Rugby seasons across the province have been shelved for the rest of the season due to the COVID-19 pandemic, following an announcement from BC Rugby last week.
But rather than wallow in the disappointment of a scuttled schedule, Bayside Rugby Club’s men’s coach Andy Blackburn hopes instead to use the break to bring forth positive change.
Namely, he’s renewed a push – which he said he’s made before – for the province’s club rugby season to move to a condensed spring schedule, rather than the current setup that runs in two halves, with the first running through the fall and winter – with an extended break for the holidays – and the second beginning in late winter/early spring, eventually wrapping up with provincial finals in May.
“It’s the biggest issue we have here in B.C., and I’ve been one of the biggest proponents of a new season,” Blackburn told Peace Arch News.
There are a handful of issues with the existing setup, Blackburn continued.
For starters, the B.C. rugby season – like the province’s soccer schedule – does not line up with leagues elsewhere, as it’s nearly impossible in other parts of the country to play an outdoor field sport in snowy, cold conditions.
But perhaps most important, Blackburn notes, is the sheer length of the season, which currently starts with preseasons games in late summer, and doesn’t wrap up until nine months later.

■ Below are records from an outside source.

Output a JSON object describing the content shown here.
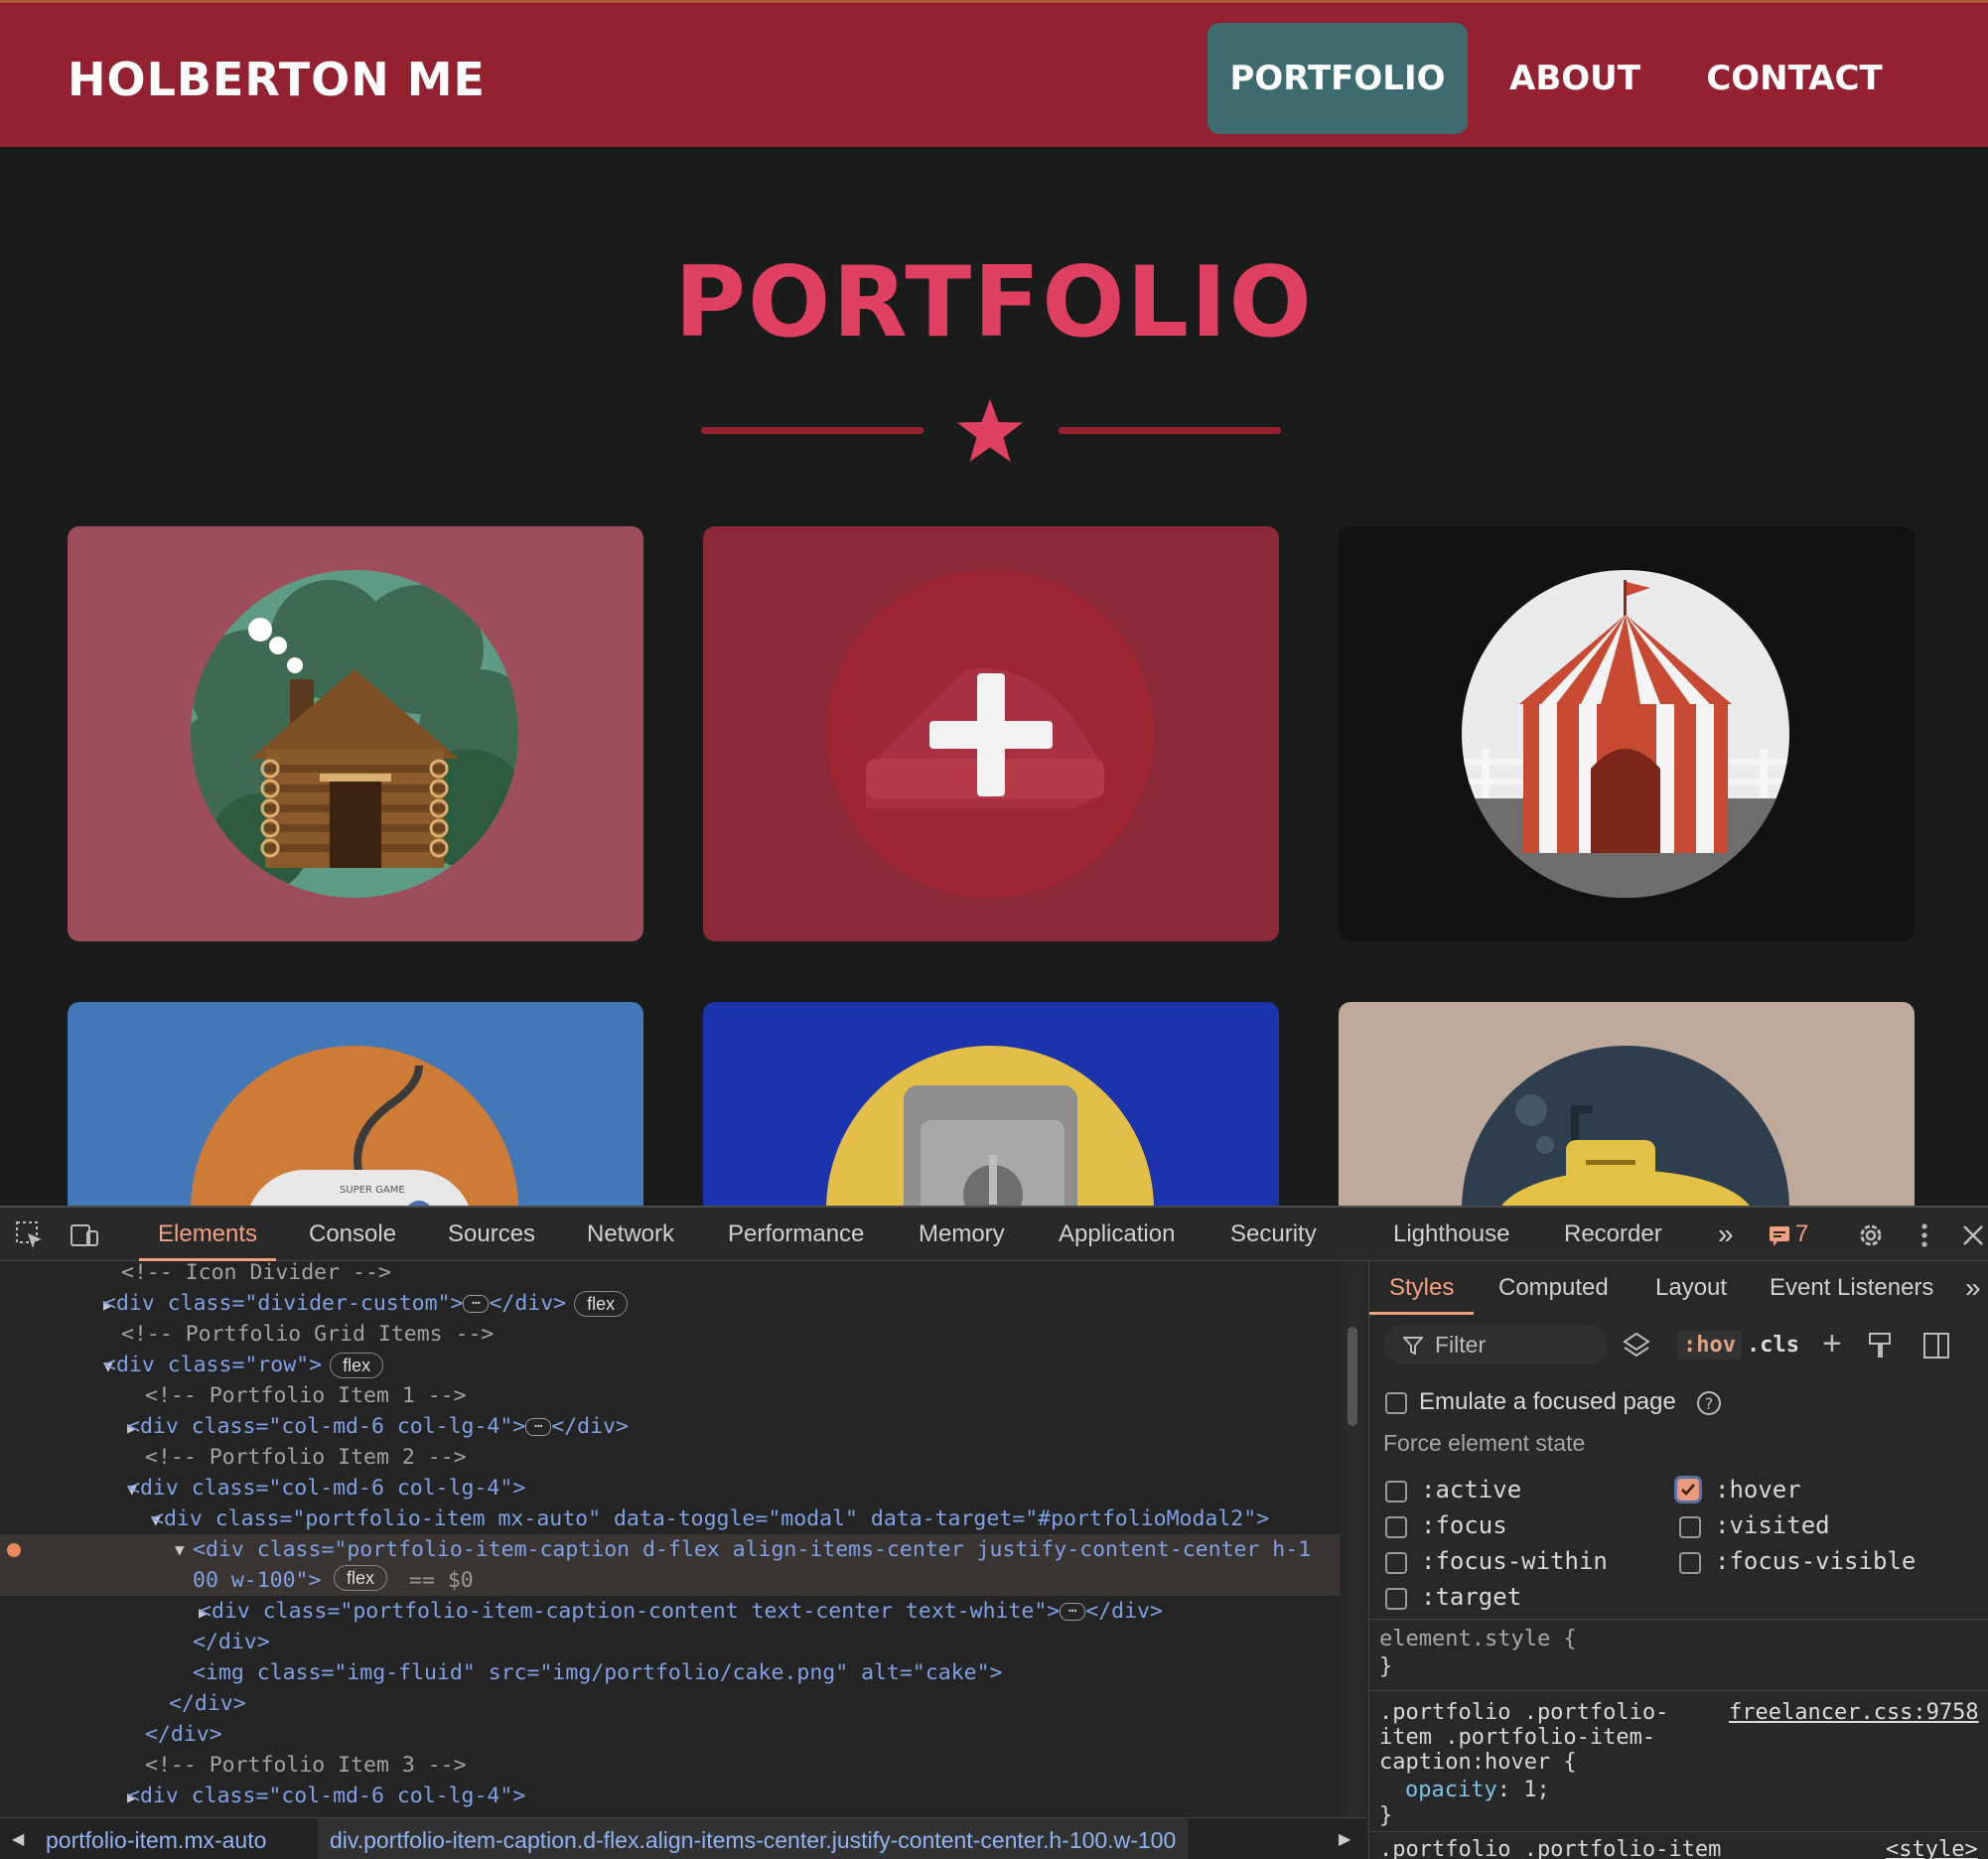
{
  "navbar": {
    "brand": "HOLBERTON ME",
    "links": [
      "PORTFOLIO",
      "ABOUT",
      "CONTACT"
    ],
    "active": "PORTFOLIO"
  },
  "section": {
    "title": "PORTFOLIO"
  },
  "portfolio_tiles": [
    {
      "name": "cabin",
      "bg": "#9e4d5a"
    },
    {
      "name": "cake",
      "bg": "#8b2a36",
      "hover_overlay": true
    },
    {
      "name": "circus",
      "bg": "#121212"
    },
    {
      "name": "game",
      "bg": "#4378b8",
      "badge": "SUPER GAME"
    },
    {
      "name": "safe",
      "bg": "#1b34ad"
    },
    {
      "name": "submarine",
      "bg": "#bea99a"
    }
  ],
  "devtools": {
    "tabs": [
      "Elements",
      "Console",
      "Sources",
      "Network",
      "Performance",
      "Memory",
      "Application",
      "Security",
      "Lighthouse",
      "Recorder"
    ],
    "active_tab": "Elements",
    "issues_count": "7",
    "dom_lines": [
      "<!-- Icon Divider -->",
      "<div class=\"divider-custom\">",
      "<!-- Portfolio Grid Items -->",
      "<div class=\"row\">",
      "<!-- Portfolio Item 1 -->",
      "<div class=\"col-md-6 col-lg-4\">",
      "<!-- Portfolio Item 2 -->",
      "<div class=\"col-md-6 col-lg-4\">",
      "<div class=\"portfolio-item mx-auto\" data-toggle=\"modal\" data-target=\"#portfolioModal2\">",
      "<div class=\"portfolio-item-caption d-flex align-items-center justify-content-center h-1",
      "00 w-100\">",
      "<div class=\"portfolio-item-caption-content text-center text-white\">",
      "</div>",
      "<img class=\"img-fluid\" src=\"img/portfolio/cake.png\" alt=\"cake\">",
      "</div>",
      "</div>",
      "<!-- Portfolio Item 3 -->",
      "<div class=\"col-md-6 col-lg-4\">"
    ],
    "pill_flex": "flex",
    "selected_marker": "== $0",
    "breadcrumbs": [
      "portfolio-item.mx-auto",
      "div.portfolio-item-caption.d-flex.align-items-center.justify-content-center.h-100.w-100"
    ],
    "styles": {
      "tabs": [
        "Styles",
        "Computed",
        "Layout",
        "Event Listeners"
      ],
      "active_tab": "Styles",
      "filter_placeholder": "Filter",
      "hov_label": ":hov",
      "cls_label": ".cls",
      "emulate_label": "Emulate a focused page",
      "force_state_title": "Force element state",
      "states": [
        {
          "label": ":active",
          "checked": false
        },
        {
          "label": ":hover",
          "checked": true
        },
        {
          "label": ":focus",
          "checked": false
        },
        {
          "label": ":visited",
          "checked": false
        },
        {
          "label": ":focus-within",
          "checked": false
        },
        {
          "label": ":focus-visible",
          "checked": false
        },
        {
          "label": ":target",
          "checked": false
        }
      ],
      "element_style": "element.style {",
      "close_brace": "}",
      "rule_selector": ".portfolio .portfolio-item .portfolio-item-caption:hover {",
      "rule_selector_lines": [
        ".portfolio .portfolio-",
        "item .portfolio-item-",
        "caption:hover {"
      ],
      "rule_source": "freelancer.css:9758",
      "rule_prop": "opacity",
      "rule_value": "1",
      "next_rule": ".portfolio .portfolio-item",
      "next_source": "<style>"
    }
  },
  "colors": {
    "navbar": "#93212f",
    "nav_active": "#3d6b70",
    "accent": "#e0405f",
    "page_bg": "#1a1b1b"
  }
}
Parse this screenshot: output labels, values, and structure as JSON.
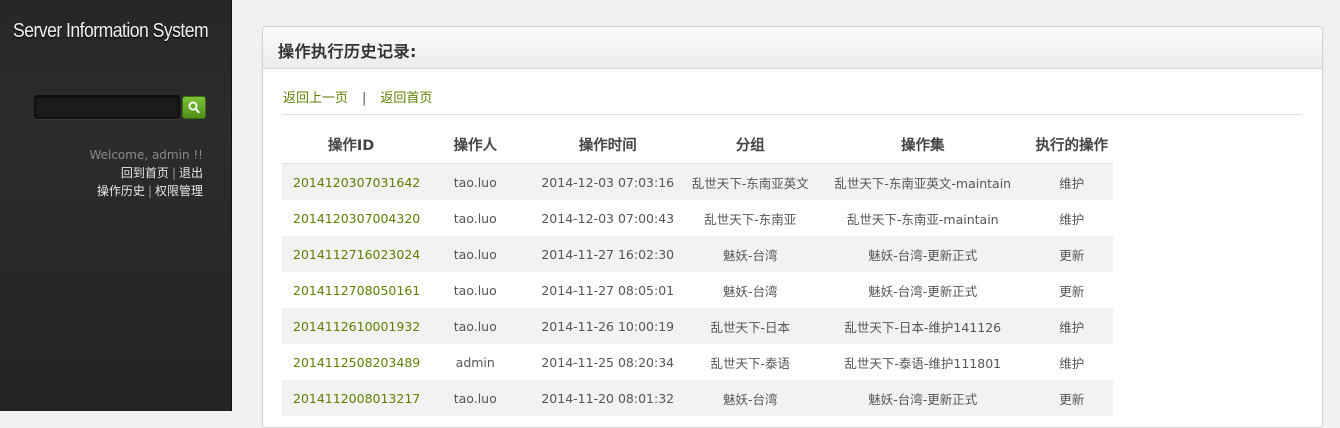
{
  "sidebar": {
    "app_title": "Server Information System",
    "search": {
      "value": "",
      "placeholder": ""
    },
    "welcome": "Welcome, admin !!",
    "links": {
      "home": "回到首页",
      "logout": "退出",
      "history": "操作历史",
      "permissions": "权限管理",
      "separator": "|"
    }
  },
  "panel": {
    "title": "操作执行历史记录:",
    "nav": {
      "back": "返回上一页",
      "separator": "|",
      "home": "返回首页"
    },
    "table": {
      "headers": [
        "操作ID",
        "操作人",
        "操作时间",
        "分组",
        "操作集",
        "执行的操作"
      ],
      "rows": [
        [
          "2014120307031642",
          "tao.luo",
          "2014-12-03 07:03:16",
          "乱世天下-东南亚英文",
          "乱世天下-东南亚英文-maintain",
          "维护"
        ],
        [
          "2014120307004320",
          "tao.luo",
          "2014-12-03 07:00:43",
          "乱世天下-东南亚",
          "乱世天下-东南亚-maintain",
          "维护"
        ],
        [
          "2014112716023024",
          "tao.luo",
          "2014-11-27 16:02:30",
          "魅妖-台湾",
          "魅妖-台湾-更新正式",
          "更新"
        ],
        [
          "2014112708050161",
          "tao.luo",
          "2014-11-27 08:05:01",
          "魅妖-台湾",
          "魅妖-台湾-更新正式",
          "更新"
        ],
        [
          "2014112610001932",
          "tao.luo",
          "2014-11-26 10:00:19",
          "乱世天下-日本",
          "乱世天下-日本-维护141126",
          "维护"
        ],
        [
          "2014112508203489",
          "admin",
          "2014-11-25 08:20:34",
          "乱世天下-泰语",
          "乱世天下-泰语-维护111801",
          "维护"
        ],
        [
          "2014112008013217",
          "tao.luo",
          "2014-11-20 08:01:32",
          "魅妖-台湾",
          "魅妖-台湾-更新正式",
          "更新"
        ]
      ]
    }
  },
  "colors": {
    "sidebar_bg": "#262626",
    "accent_green": "#5e7f00",
    "search_button": "#6aad2a",
    "row_stripe": "#f2f2f2"
  }
}
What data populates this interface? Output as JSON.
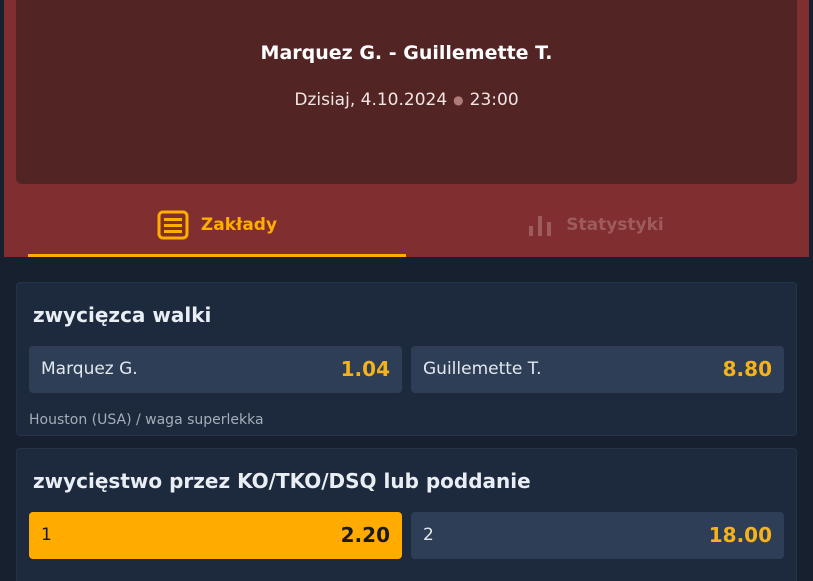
{
  "event": {
    "title": "Marquez G. - Guillemette T.",
    "day": "Dzisiaj, 4.10.2024",
    "time": "23:00"
  },
  "tabs": [
    {
      "label": "Zakłady",
      "icon": "list-icon",
      "active": true
    },
    {
      "label": "Statystyki",
      "icon": "bar-chart-icon",
      "active": false
    }
  ],
  "markets": [
    {
      "title": "zwycięzca walki",
      "selections": [
        {
          "name": "Marquez G.",
          "odds": "1.04"
        },
        {
          "name": "Guillemette T.",
          "odds": "8.80"
        }
      ],
      "info": "Houston (USA) / waga superlekka"
    },
    {
      "title": "zwycięstwo przez KO/TKO/DSQ lub poddanie",
      "selections": [
        {
          "name": "1",
          "odds": "2.20",
          "selected": true
        },
        {
          "name": "2",
          "odds": "18.00"
        }
      ]
    }
  ],
  "colors": {
    "accent": "#ffae00",
    "header_bg": "#802e2f",
    "hero_bg": "#532424",
    "page_bg": "#16202f"
  }
}
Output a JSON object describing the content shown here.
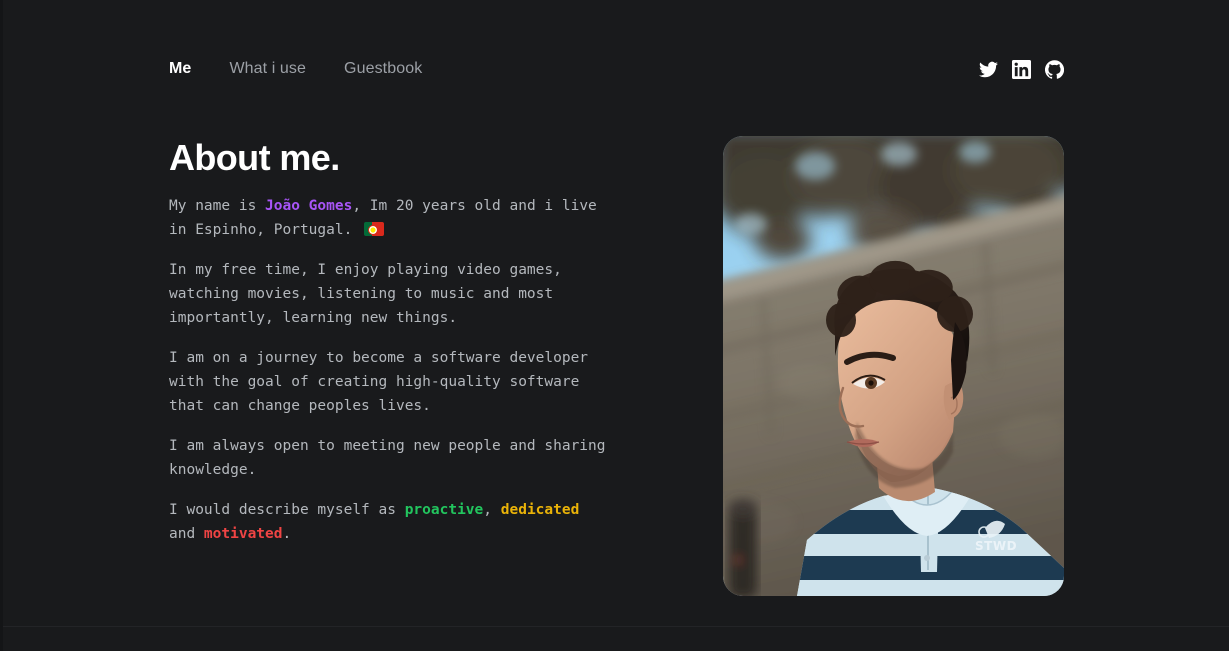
{
  "nav": {
    "items": [
      {
        "label": "Me",
        "active": true
      },
      {
        "label": "What i use",
        "active": false
      },
      {
        "label": "Guestbook",
        "active": false
      }
    ]
  },
  "socials": [
    {
      "name": "twitter-icon",
      "label": "Twitter"
    },
    {
      "name": "linkedin-icon",
      "label": "LinkedIn"
    },
    {
      "name": "github-icon",
      "label": "GitHub"
    }
  ],
  "main": {
    "title": "About me.",
    "paragraphs": {
      "p1_a": "My name is ",
      "p1_name": "João Gomes",
      "p1_b": ", Im 20 years old and i live in Espinho, Portugal. ",
      "p1_flag": "Portugal flag",
      "p2": "In my free time, I enjoy playing video games, watching movies, listening to music and most importantly, learning new things.",
      "p3": "I am on a journey to become a software developer with the goal of creating high-quality software that can change peoples lives.",
      "p4": "I am always open to meeting new people and sharing knowledge.",
      "p5_a": "I would describe myself as ",
      "p5_proactive": "proactive",
      "p5_b": ", ",
      "p5_dedicated": "dedicated",
      "p5_c": " and ",
      "p5_motivated": "motivated",
      "p5_d": "."
    }
  },
  "photo": {
    "alt": "Portrait of João Gomes in a navy and light blue striped rugby polo in front of a stone wall"
  },
  "colors": {
    "background": "#191a1c",
    "text": "#b4b8bd",
    "heading": "#ffffff",
    "nav_inactive": "#9ca0a6",
    "name_accent": "#a855f7",
    "proactive_accent": "#22c55e",
    "dedicated_accent": "#eab308",
    "motivated_accent": "#ef4444"
  }
}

“It’s just the grind of the schedule … it’s not the number of games, it’s just the nature of how they’re scheduled,” he explained.
“And we’ve got that five- or six-week break (for Christmas) right in the middle of the season. Your players are just becoming match-fit come November, and then suddenly they have a break.
“And these are amateur players – and your average amateur player doesn’t use that break wisely. And then they come back in worse shape than when they left, and you start all over again and hope to get into top form in time for playoffs. You never really get players playing at the peak of fitness for any prolonged period of time.”
In recent years, Bayside – and other clubs – have seen numbers decline as players are unable or unwilling to commit for such long periods of time, Blackburn said. As well, playing nine months out of the year takes its toll on players physically, he added.
In fact, players’ health and safety was a key reason the current season was scrapped, rather than simply pushed ahead to an undetermined summer date.
“Rugby is a contact sport, so what shape would these players be in if it’s suddenly ‘Game-on’ in a few months? Player welfare was a big issue.”
Though the current COVID-19 crisis was unexpected and out of anyone’s control, Blackburn noted that this is the second year in a row the season has been truncated due to unforeseen circumstances. Last year, B.C. club teams – of all ages and genders – did not play for a number of weeks due to snow and ice.
“We had about a five-week period where we didn’t play a game because hell froze over,” Blackburn said.
“These things – like COVID – they’re out of anyone’s control, but it’s still hard to look at what’s happened and say we’ve offered value for the money our players are paying.”
Though bullish on the idea of a schedule switch, Blackburn admits there could be field availability issues for some clubs if they’re suddenly playing later into the spring, though he suggested home games for those teams could be played earlier in the schedule before city fields gets booked with new sports. Games could also be played on a Thursday or Friday night rather than the more traditional Saturday afternoon, he said.
As well, if the current crisis improves by late summer, for example, and players are allowed back on the pitch, Blackburn knows it may be tough to convince players – fresh off a forced sabbatical – that they’ll now have to wait until the following March to play. If such a scenario comes to pass, he suggested less-competitive events could be scheduled – from exhibition tournaments to seven-a-side games – to fill the void.
“After times like this right now, I think a lot of people would come out of the woodwork to play again, whether it’s touch rugby, sevens or something with lower stakes,” he said. “Just get people playing again.
“If we – and BC Rugby – would just think outside the box a little bit, we could use this as an opportunity to adjust, look to the future and say, ‘How can we do things differently?’ I think a season change is one good thing that could come from this (current cancellation).
“If it ain’t broke, don’t fix it. But this has been broke for a long period of time.”